It looks like something from a movie script; a large, stone, skull shaped rock rising halfway up from a deeply blue sea off an isolated stretch of coast. This isn’t some villain’s lair, however, but a famous rock off Wilson’s Promontory on Victoria’s southern coast. This rugged peninsula is the southernmost point on the entire Australian mainland, and when surfing, hiking, or camping on “the Prom,” Cleft Island silently looms like a haunting skull offshore. To add to the rock’s mysterious allure, it’s believed that only a handful of people have ever set foot on the rock. The cliffs on all sides are dozens of feet high, and an enormous cave the size of a building consumes the center of the rock. For as foreboding as it appears on the surface, however, Skull Rock is a diver’s paradise on the granite walls below.

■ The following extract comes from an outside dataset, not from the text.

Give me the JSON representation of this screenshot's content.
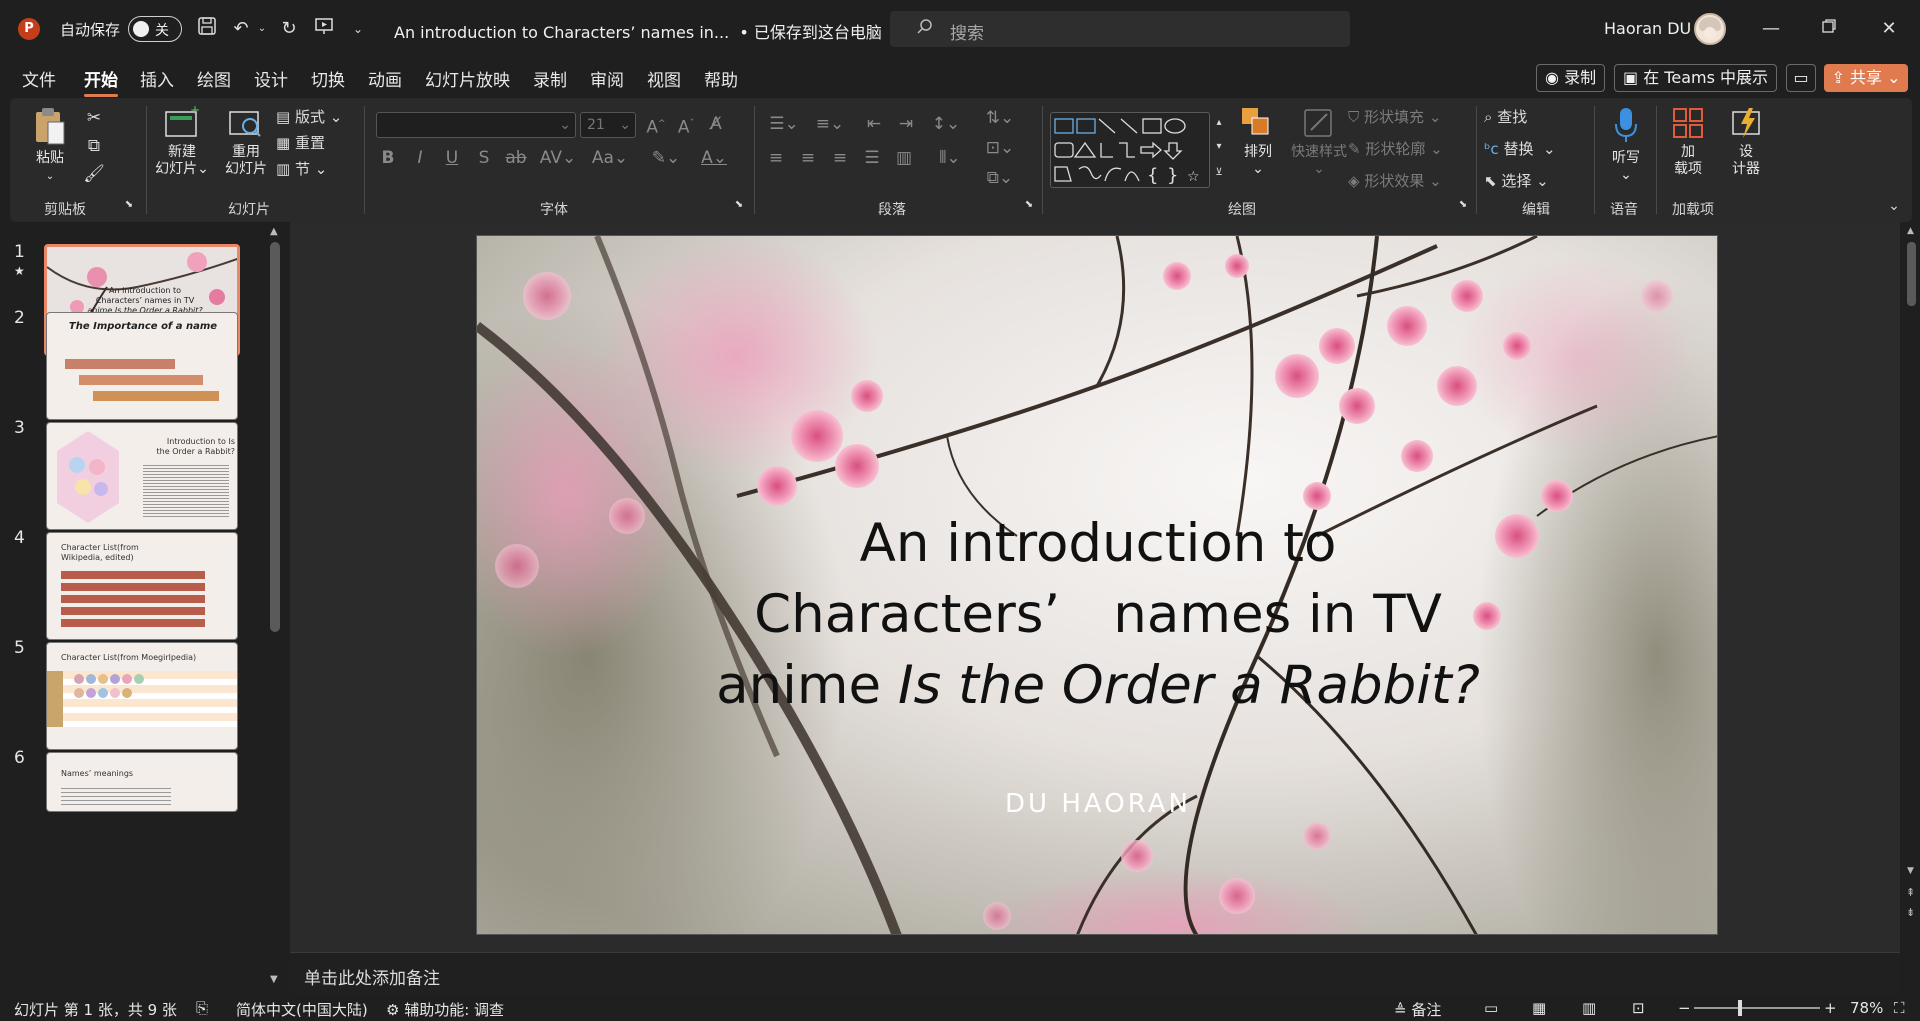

As part of the Anser and Glennie Island groups, Cleft Island is in the middle of Wilson’s Promontory Marine National Park—where colorful sponge gardens, groupers, and seadragons all thrive in the chilly depths. Unless you’re a dedicated diver, however, chances are that Cleft Island will be something you view from afar—whether it’s lounging on sandy Norman Beach and playing in the crashing surf, or enjoying the backcountry bushwalking trails of Victoria’s southern coast.
Skull Rock is located three miles offshore of Tidal River—the main visitor information area when visiting Wilson’s Promontory. The area is approximately 2.5 hours from Melbourne and 1.5 hours from Phillip’s Island, and has limited options for food and accommodations outside of camping in the park.